I tried to articulate this before the season, but I'll touch on it again real quick - our depth was the basis of my optimism this year. Not just because it meant we could withstand injuries, but because for the first time in three years it meant one of our key contributors could have an off night without submarining the team's chances.
KT Harrell was not locked in tonight. Tahj Shamsid-Deen's shoulder is more serious than we thought. Alex Thompson needs some defensive pointers. And the list goes on and on.
All of these things, believe it or not, are fixable—even the shoulder (we hope, and we wish Shamsid-Deen a speedy recovery)—but it's going to take more time than perhaps we thought (even being realistic about Pearl's ability to turn the Tigers around this season). To have at least gotten some breathing room tonight with a home win against a good Aggie team would've perhaps made the negative aspects of the game seem less, well, negative, but there should be a few more opportunities for Auburn to beef up its resume before March rolls around.

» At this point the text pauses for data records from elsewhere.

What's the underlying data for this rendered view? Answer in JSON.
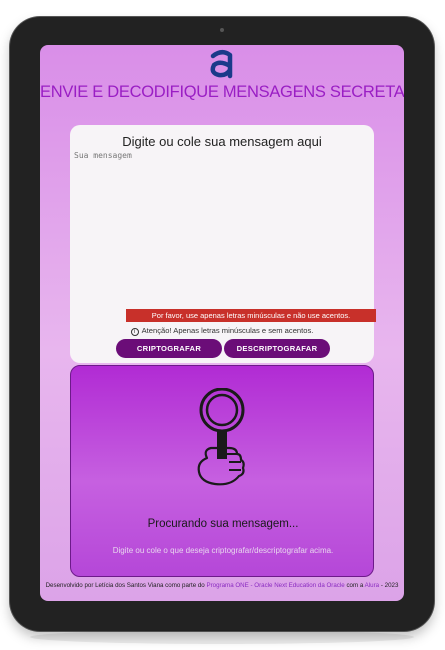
{
  "app": {
    "headline": "ENVIE E DECODIFIQUE MENSAGENS SECRETAS!",
    "logo_icon": "alura-logo-icon"
  },
  "input": {
    "title": "Digite ou cole sua mensagem aqui",
    "placeholder": "Sua mensagem",
    "value": "",
    "error": "Por favor, use apenas letras minúsculas e não use acentos.",
    "warning": "Atenção! Apenas letras minúsculas e sem acentos.",
    "warning_icon": "info-icon"
  },
  "actions": {
    "encrypt_label": "CRIPTOGRAFAR",
    "decrypt_label": "DESCRIPTOGRAFAR"
  },
  "output": {
    "illustration": "magnifying-glass-hand-icon",
    "title": "Procurando sua mensagem...",
    "description": "Digite ou cole o que deseja criptografar/descriptografar acima."
  },
  "footer": {
    "text_1": "Desenvolvido por Letícia dos Santos Viana como parte do ",
    "link_program": "Programa ONE - Oracle Next Education da Oracle",
    "text_2": " com a ",
    "link_alura": "Alura",
    "text_3": " - 2023",
    "icons": [
      "linkedin-icon",
      "github-icon"
    ]
  },
  "colors": {
    "accent": "#9a1ec4",
    "button": "#6b0d78",
    "error": "#c8302a",
    "output_bg": "#b12bd4"
  }
}
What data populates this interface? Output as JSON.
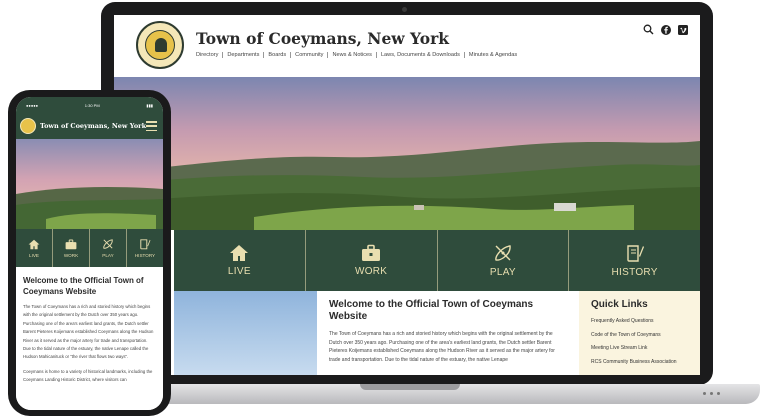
{
  "site": {
    "title": "Town of Coeymans, New York",
    "nav": [
      "Directory",
      "Departments",
      "Boards",
      "Community",
      "News & Notices",
      "Laws, Documents & Downloads",
      "Minutes & Agendas"
    ],
    "header_icons": [
      "search-icon",
      "facebook-icon",
      "vimeo-icon"
    ]
  },
  "tiles": [
    {
      "label": "LIVE",
      "icon": "house-icon"
    },
    {
      "label": "WORK",
      "icon": "briefcase-icon"
    },
    {
      "label": "PLAY",
      "icon": "kayak-icon"
    },
    {
      "label": "HISTORY",
      "icon": "book-icon"
    }
  ],
  "welcome": {
    "heading": "Welcome to the Official Town of Coeymans Website",
    "paragraph": "The Town of Coeymans has a rich and storied history which begins with the original settlement by the Dutch over 350 years ago. Purchasing one of the area's earliest land grants, the Dutch settler Barent Pieteres Koijemans established Coeymans along the Hudson River as it served as the major artery for trade and transportation. Due to the tidal nature of the estuary, the native Lenape"
  },
  "quick_links": {
    "heading": "Quick Links",
    "links": [
      "Frequently Asked Questions",
      "Code of the Town of Coeymans",
      "Meeting Live Stream Link",
      "RCS Community Business Association"
    ]
  },
  "phone": {
    "status_time": "1:30 PM",
    "title": "Town of Coeymans, New York",
    "welcome_heading": "Welcome to the Official Town of Coeymans Website",
    "paragraph_1": "The Town of Coeymans has a rich and storied history which begins with the original settlement by the Dutch over 350 years ago. Purchasing one of the area's earliest land grants, the Dutch settler Barent Pieteres Koijemans established Coeymans along the Hudson River as it served as the major artery for trade and transportation. Due to the tidal nature of the estuary, the native Lenape called the Hudson Mahicanituck or \"the river that flows two ways\".",
    "paragraph_2": "Coeymans is home to a variety of historical landmarks, including the Coeymans Landing Historic District, where visitors can"
  },
  "colors": {
    "brand_green": "#2f4c3c",
    "tile_text": "#e9dfb0",
    "quick_links_bg": "#faf4df"
  }
}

South Carolina (58) - LSU (64)
The Gamecocks uglied it up in true Frank Martin style, but 13 (!) LSU blocks propelled the Tigers to victory.
With the loss the Gamecocks have officially lost four in a row and six of their last seven games. I think I'm going to tell ChickenHoops I have an allergy to South Carolina basketball and that I can't write anymore.
Sorry, my friend. Once the symptoms appear, it's already too late.
So I'll dwell on the positives from this. LSU has won three consecutive SEC games for the first time in 2 years, a stretch of 37 league games. The Tigers are three games over .500 in conference for the first time since 2008-09. They've won 16 of their first 20 for the just the third time since 1990.
Mississippi State (73) - Ole Miss (79)
The basketball Egg Bowl didn't draw quite as much attention as the football edition last fall, and by "not quite as much," I mean that neither For Whom the Cowbell Tolls nor Red Cup Rebellion provided a recap. RCR did give us a drinking game for when you're watching the SEC Network replay.
As for the game itself, the Bulldogs continued their recent run of friskiness, jumping out to a big early lead and then, after Ole Miss responded with a big run of their own to cut it to 4 at halftime, raced out to a 45-32 lead 3 1/2 minutes into the second. The Rebels, however, continued to chip away and took the lead for good with 5:42 to go.
So, if the other six weekday games went according to plan, what does that mean for tonight? Will I be made wrong yet again by a surprisingly competitive matchup, or will they hit me with the tried and true crushing loss for Mizzou?
(It's probably the latter. It is a classic, after all.)
As always, meet me here again next week for your recap of the latest SEC shenanigans!